• _Problem to solve_
Show every line of the data that contains the string "label".
[Opening Dataset section]
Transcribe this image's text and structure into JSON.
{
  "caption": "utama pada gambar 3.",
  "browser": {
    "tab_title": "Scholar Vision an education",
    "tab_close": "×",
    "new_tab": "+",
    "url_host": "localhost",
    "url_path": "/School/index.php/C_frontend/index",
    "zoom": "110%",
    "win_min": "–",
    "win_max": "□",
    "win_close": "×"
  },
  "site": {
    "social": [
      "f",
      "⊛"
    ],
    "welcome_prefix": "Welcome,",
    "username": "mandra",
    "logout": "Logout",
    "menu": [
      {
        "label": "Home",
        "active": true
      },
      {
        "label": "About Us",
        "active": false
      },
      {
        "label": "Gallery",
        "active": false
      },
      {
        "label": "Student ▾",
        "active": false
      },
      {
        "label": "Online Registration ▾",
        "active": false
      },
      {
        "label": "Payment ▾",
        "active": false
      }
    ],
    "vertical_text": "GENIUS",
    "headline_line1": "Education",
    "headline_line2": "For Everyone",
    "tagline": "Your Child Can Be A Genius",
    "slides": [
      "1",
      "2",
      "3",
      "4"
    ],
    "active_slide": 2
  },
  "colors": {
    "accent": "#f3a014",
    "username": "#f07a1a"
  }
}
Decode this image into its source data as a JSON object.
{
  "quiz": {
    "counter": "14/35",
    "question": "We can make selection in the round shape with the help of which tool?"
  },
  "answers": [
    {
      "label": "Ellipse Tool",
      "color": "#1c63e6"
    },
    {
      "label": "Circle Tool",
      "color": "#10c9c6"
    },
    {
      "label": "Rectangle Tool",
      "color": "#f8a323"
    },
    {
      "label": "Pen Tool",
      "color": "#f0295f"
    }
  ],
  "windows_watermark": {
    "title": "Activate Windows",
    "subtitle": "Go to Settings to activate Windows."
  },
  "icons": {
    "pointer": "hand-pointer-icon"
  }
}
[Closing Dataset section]
• _Output of the exercise_
        "label": "Home",
        "label": "About Us",
        "label": "Gallery",
        "label": "Student ▾",
        "label": "Online Registration ▾",
        "label": "Payment ▾",
      "label": "Ellipse Tool",
      "label": "Circle Tool",
      "label": "Rectangle Tool",
      "label": "Pen Tool",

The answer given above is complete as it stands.